## Goal of the exercise
Because the copy must hold no pictures, return the data below with all of its words intact.

## Supplied material
== Segment start ==

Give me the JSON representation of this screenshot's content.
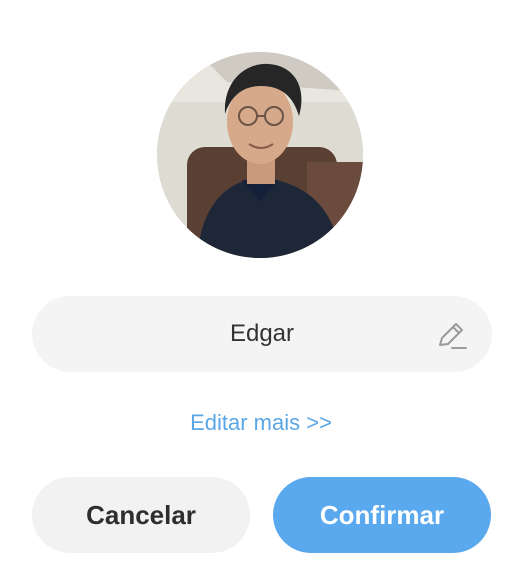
{
  "profile": {
    "avatar_icon": "profile-photo",
    "name": "Edgar",
    "edit_icon": "pencil-icon",
    "edit_more_label": "Editar mais >>"
  },
  "actions": {
    "cancel_label": "Cancelar",
    "confirm_label": "Confirmar"
  },
  "colors": {
    "accent": "#5aa8ee",
    "link": "#5aa6e6",
    "field_bg": "#f4f4f4",
    "cancel_bg": "#f2f2f2",
    "text": "#333333"
  }
}
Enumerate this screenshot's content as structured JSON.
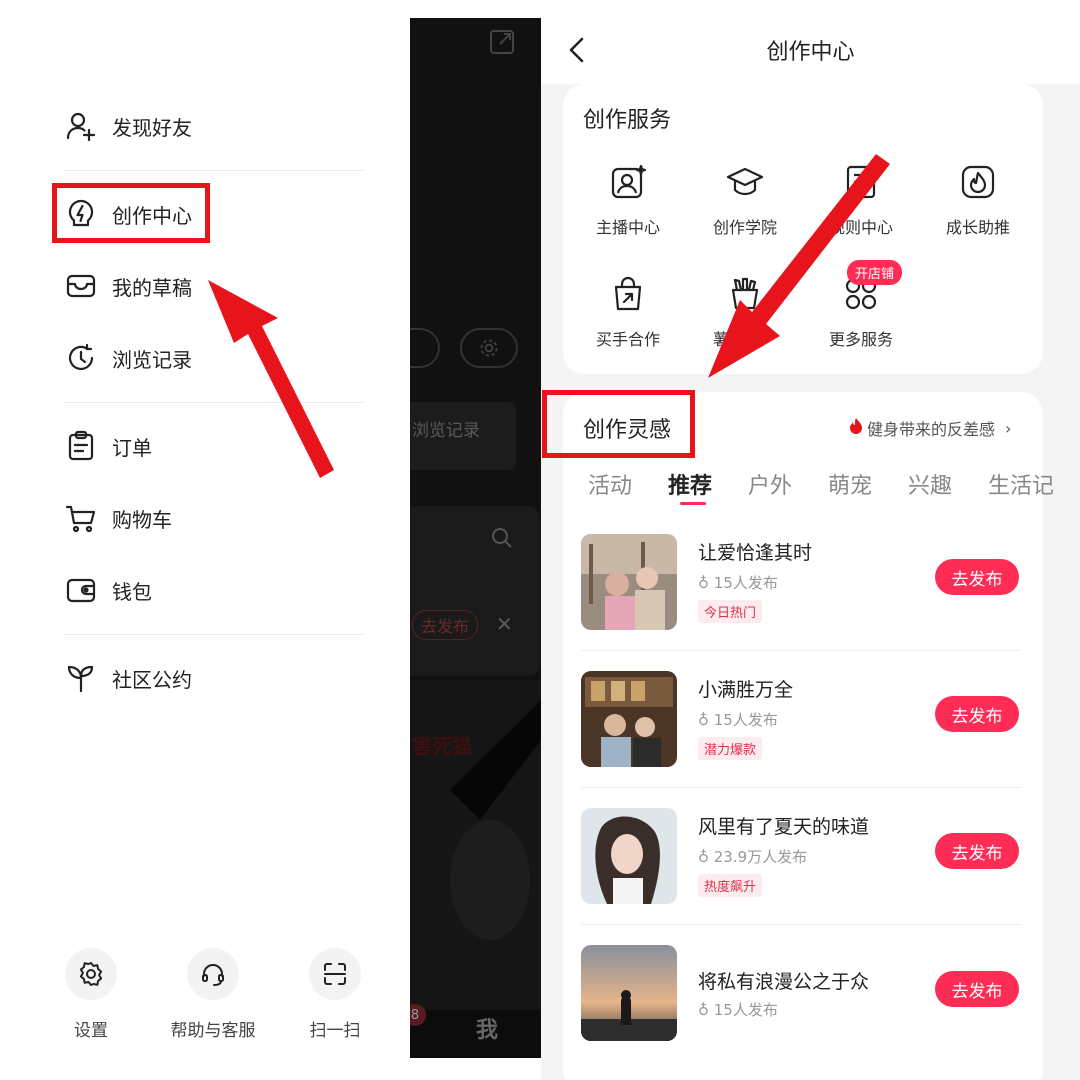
{
  "drawer": {
    "menu": [
      {
        "label": "发现好友",
        "icon": "add-user-icon"
      },
      {
        "label": "创作中心",
        "icon": "lightning-bulb-icon"
      },
      {
        "label": "我的草稿",
        "icon": "inbox-tray-icon"
      },
      {
        "label": "浏览记录",
        "icon": "history-clock-icon"
      },
      {
        "label": "订单",
        "icon": "clipboard-icon"
      },
      {
        "label": "购物车",
        "icon": "cart-icon"
      },
      {
        "label": "钱包",
        "icon": "wallet-icon"
      },
      {
        "label": "社区公约",
        "icon": "sprout-icon"
      }
    ],
    "bottom": [
      {
        "label": "设置",
        "icon": "gear-icon"
      },
      {
        "label": "帮助与客服",
        "icon": "headset-icon"
      },
      {
        "label": "扫一扫",
        "icon": "scan-icon"
      }
    ]
  },
  "background": {
    "browse_history": "浏览记录",
    "publish_button": "去发布",
    "tab_me": "我",
    "notification_count": "8"
  },
  "panel": {
    "title": "创作中心",
    "services_heading": "创作服务",
    "services": [
      {
        "label": "主播中心",
        "icon": "streamer-icon"
      },
      {
        "label": "创作学院",
        "icon": "graduation-cap-icon"
      },
      {
        "label": "规则中心",
        "icon": "rulebook-icon"
      },
      {
        "label": "成长助推",
        "icon": "flame-icon"
      },
      {
        "label": "买手合作",
        "icon": "shopping-bag-icon"
      },
      {
        "label": "薯条推广",
        "icon": "fries-icon"
      },
      {
        "label": "更多服务",
        "icon": "grid-dots-icon"
      }
    ],
    "more_badge": "开店铺",
    "inspiration_heading": "创作灵感",
    "inspiration_link": "健身带来的反差感",
    "tabs": [
      "活动",
      "推荐",
      "户外",
      "萌宠",
      "兴趣",
      "生活记"
    ],
    "active_tab": "推荐",
    "items": [
      {
        "title": "让爱恰逢其时",
        "count": "15人发布",
        "tag": "今日热门",
        "button": "去发布"
      },
      {
        "title": "小满胜万全",
        "count": "15人发布",
        "tag": "潜力爆款",
        "button": "去发布"
      },
      {
        "title": "风里有了夏天的味道",
        "count": "23.9万人发布",
        "tag": "热度飙升",
        "button": "去发布"
      },
      {
        "title": "将私有浪漫公之于众",
        "count": "15人发布",
        "tag": "",
        "button": "去发布"
      }
    ]
  },
  "colors": {
    "accent_red": "#ff2d55",
    "annotation_red": "#e8141c"
  }
}
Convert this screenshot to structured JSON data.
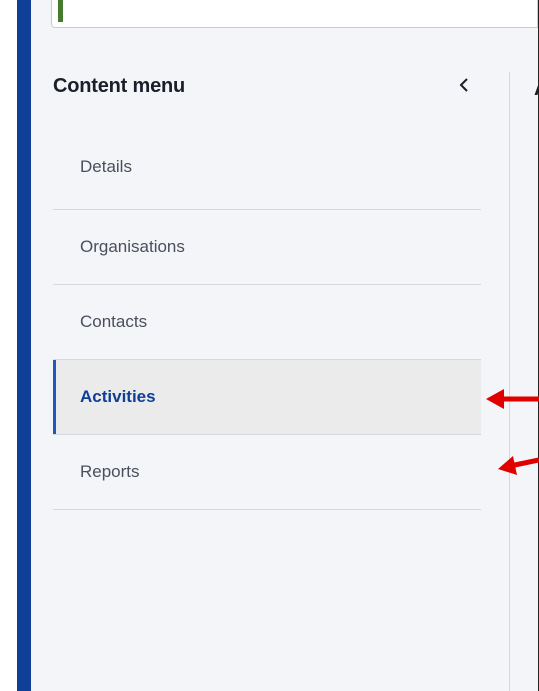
{
  "content_menu": {
    "title": "Content menu",
    "collapse_icon": "chevron-left-icon",
    "items": [
      {
        "label": "Details",
        "active": false
      },
      {
        "label": "Organisations",
        "active": false
      },
      {
        "label": "Contacts",
        "active": false
      },
      {
        "label": "Activities",
        "active": true
      },
      {
        "label": "Reports",
        "active": false
      }
    ]
  },
  "main": {
    "title_fragment": "A"
  },
  "annotations": {
    "color": "#e00000",
    "arrows": [
      "arrow-to-activities",
      "arrow-to-reports"
    ]
  },
  "colors": {
    "sidebar_stripe": "#0f3f96",
    "active_text": "#0e3e97",
    "active_indicator": "#1f5ab8",
    "top_card_accent": "#467a2d",
    "page_background": "#f4f5f9"
  }
}
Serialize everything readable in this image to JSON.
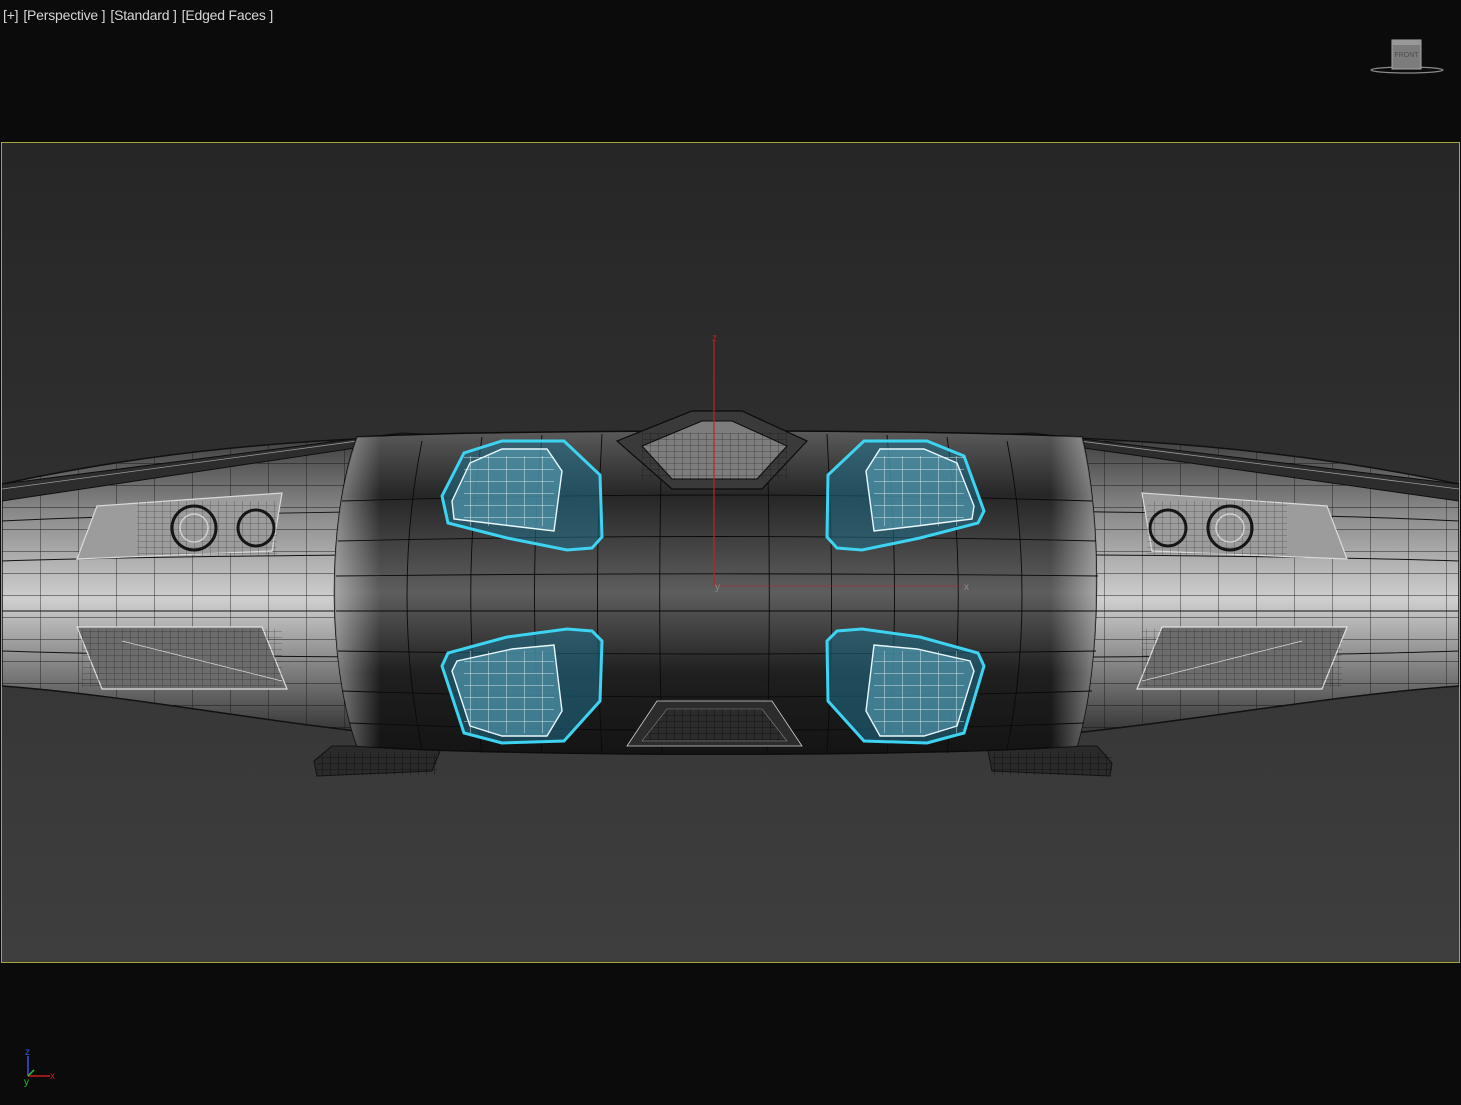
{
  "viewport": {
    "labels": [
      "[+]",
      "[Perspective ]",
      "[Standard ]",
      "[Edged Faces ]"
    ]
  },
  "viewcube": {
    "face": "FRONT",
    "icon": "viewcube-icon"
  },
  "gizmo": {
    "axes": [
      "z",
      "y",
      "x"
    ]
  },
  "axis_tripod": {
    "axes": [
      "z",
      "y",
      "x"
    ],
    "icon": "axis-tripod-icon"
  },
  "colors": {
    "background": "#0b0b0b",
    "safe_frame_border": "#a5a53a",
    "selection": "#3ed3f0",
    "selection_fill": "#1f6f8a",
    "axis_z": "#c42020",
    "axis_x": "#c42020",
    "axis_y": "#2fbf2f",
    "wire": "#111111",
    "wire_light": "#dcdcdc"
  }
}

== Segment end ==

## Task solution
Give me the JSON representation of this screenshot's content.
{
  "profile": {
    "avatar_icon": "profile-photo",
    "name": "Edgar",
    "edit_icon": "pencil-icon",
    "edit_more_label": "Editar mais >>"
  },
  "actions": {
    "cancel_label": "Cancelar",
    "confirm_label": "Confirmar"
  },
  "colors": {
    "accent": "#5aa8ee",
    "link": "#5aa6e6",
    "field_bg": "#f4f4f4",
    "cancel_bg": "#f2f2f2",
    "text": "#333333"
  }
}
Enumerate this screenshot's content as structured JSON.
{
  "drawer": {
    "menu": [
      {
        "label": "发现好友",
        "icon": "add-user-icon"
      },
      {
        "label": "创作中心",
        "icon": "lightning-bulb-icon"
      },
      {
        "label": "我的草稿",
        "icon": "inbox-tray-icon"
      },
      {
        "label": "浏览记录",
        "icon": "history-clock-icon"
      },
      {
        "label": "订单",
        "icon": "clipboard-icon"
      },
      {
        "label": "购物车",
        "icon": "cart-icon"
      },
      {
        "label": "钱包",
        "icon": "wallet-icon"
      },
      {
        "label": "社区公约",
        "icon": "sprout-icon"
      }
    ],
    "bottom": [
      {
        "label": "设置",
        "icon": "gear-icon"
      },
      {
        "label": "帮助与客服",
        "icon": "headset-icon"
      },
      {
        "label": "扫一扫",
        "icon": "scan-icon"
      }
    ]
  },
  "background": {
    "browse_history": "浏览记录",
    "publish_button": "去发布",
    "tab_me": "我",
    "notification_count": "8"
  },
  "panel": {
    "title": "创作中心",
    "services_heading": "创作服务",
    "services": [
      {
        "label": "主播中心",
        "icon": "streamer-icon"
      },
      {
        "label": "创作学院",
        "icon": "graduation-cap-icon"
      },
      {
        "label": "规则中心",
        "icon": "rulebook-icon"
      },
      {
        "label": "成长助推",
        "icon": "flame-icon"
      },
      {
        "label": "买手合作",
        "icon": "shopping-bag-icon"
      },
      {
        "label": "薯条推广",
        "icon": "fries-icon"
      },
      {
        "label": "更多服务",
        "icon": "grid-dots-icon"
      }
    ],
    "more_badge": "开店铺",
    "inspiration_heading": "创作灵感",
    "inspiration_link": "健身带来的反差感",
    "tabs": [
      "活动",
      "推荐",
      "户外",
      "萌宠",
      "兴趣",
      "生活记"
    ],
    "active_tab": "推荐",
    "items": [
      {
        "title": "让爱恰逢其时",
        "count": "15人发布",
        "tag": "今日热门",
        "button": "去发布"
      },
      {
        "title": "小满胜万全",
        "count": "15人发布",
        "tag": "潜力爆款",
        "button": "去发布"
      },
      {
        "title": "风里有了夏天的味道",
        "count": "23.9万人发布",
        "tag": "热度飙升",
        "button": "去发布"
      },
      {
        "title": "将私有浪漫公之于众",
        "count": "15人发布",
        "tag": "",
        "button": "去发布"
      }
    ]
  },
  "colors": {
    "accent_red": "#ff2d55",
    "annotation_red": "#e8141c"
  }
}
Convert this screenshot to structured JSON data.
{
  "content_menu": {
    "title": "Content menu",
    "collapse_icon": "chevron-left-icon",
    "items": [
      {
        "label": "Details",
        "active": false
      },
      {
        "label": "Organisations",
        "active": false
      },
      {
        "label": "Contacts",
        "active": false
      },
      {
        "label": "Activities",
        "active": true
      },
      {
        "label": "Reports",
        "active": false
      }
    ]
  },
  "main": {
    "title_fragment": "A"
  },
  "annotations": {
    "color": "#e00000",
    "arrows": [
      "arrow-to-activities",
      "arrow-to-reports"
    ]
  },
  "colors": {
    "sidebar_stripe": "#0f3f96",
    "active_text": "#0e3e97",
    "active_indicator": "#1f5ab8",
    "top_card_accent": "#467a2d",
    "page_background": "#f4f5f9"
  }
}
Serialize everything readable in this image to JSON.
{
  "viewport": {
    "labels": [
      "[+]",
      "[Perspective ]",
      "[Standard ]",
      "[Edged Faces ]"
    ]
  },
  "viewcube": {
    "face": "FRONT",
    "icon": "viewcube-icon"
  },
  "gizmo": {
    "axes": [
      "z",
      "y",
      "x"
    ]
  },
  "axis_tripod": {
    "axes": [
      "z",
      "y",
      "x"
    ],
    "icon": "axis-tripod-icon"
  },
  "colors": {
    "background": "#0b0b0b",
    "safe_frame_border": "#a5a53a",
    "selection": "#3ed3f0",
    "selection_fill": "#1f6f8a",
    "axis_z": "#c42020",
    "axis_x": "#c42020",
    "axis_y": "#2fbf2f",
    "wire": "#111111",
    "wire_light": "#dcdcdc"
  }
}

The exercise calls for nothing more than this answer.